* Your instructions:
For this exercise, write out every entry exactly and leave the pictures out.

**** Given records ****

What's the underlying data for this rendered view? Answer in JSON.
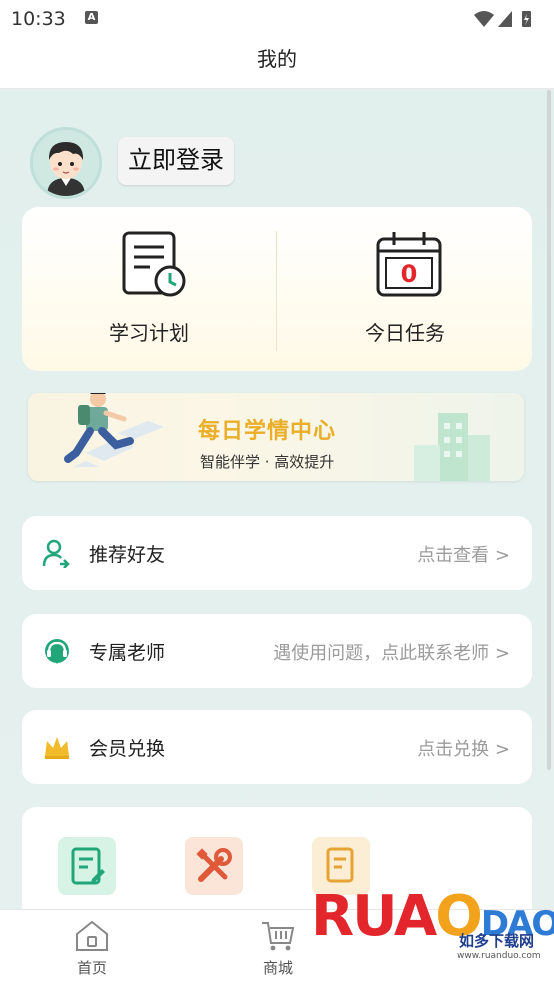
{
  "status_bar": {
    "time": "10:33",
    "notif_icon": "a-icon"
  },
  "header": {
    "title": "我的"
  },
  "profile": {
    "login_label": "立即登录"
  },
  "plan_card": {
    "study_plan_label": "学习计划",
    "today_task_label": "今日任务",
    "today_task_count": "0"
  },
  "banner": {
    "title": "每日学情中心",
    "subtitle": "智能伴学 · 高效提升"
  },
  "rows": [
    {
      "label": "推荐好友",
      "hint": "点击查看 >"
    },
    {
      "label": "专属老师",
      "hint": "遇使用问题，点此联系老师 >"
    },
    {
      "label": "会员兑换",
      "hint": "点击兑换 >"
    }
  ],
  "tabs": [
    {
      "label": "首页"
    },
    {
      "label": "商城"
    }
  ],
  "watermark": {
    "brand": "RUANDUO",
    "cn": "如多下载网",
    "url": "www.ruanduo.com"
  },
  "colors": {
    "accent_green": "#21a67a",
    "gold": "#eaae28",
    "red": "#e2262b"
  }
}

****

* Output:
What's the underlying data for this rendered view? Answer in JSON.
{
  "status_bar": {
    "time": "10:33",
    "notif_icon": "a-icon"
  },
  "header": {
    "title": "我的"
  },
  "profile": {
    "login_label": "立即登录"
  },
  "plan_card": {
    "study_plan_label": "学习计划",
    "today_task_label": "今日任务",
    "today_task_count": "0"
  },
  "banner": {
    "title": "每日学情中心",
    "subtitle": "智能伴学 · 高效提升"
  },
  "rows": [
    {
      "label": "推荐好友",
      "hint": "点击查看 >"
    },
    {
      "label": "专属老师",
      "hint": "遇使用问题，点此联系老师 >"
    },
    {
      "label": "会员兑换",
      "hint": "点击兑换 >"
    }
  ],
  "tabs": [
    {
      "label": "首页"
    },
    {
      "label": "商城"
    }
  ],
  "watermark": {
    "brand": "RUANDUO",
    "cn": "如多下载网",
    "url": "www.ruanduo.com"
  },
  "colors": {
    "accent_green": "#21a67a",
    "gold": "#eaae28",
    "red": "#e2262b"
  }
}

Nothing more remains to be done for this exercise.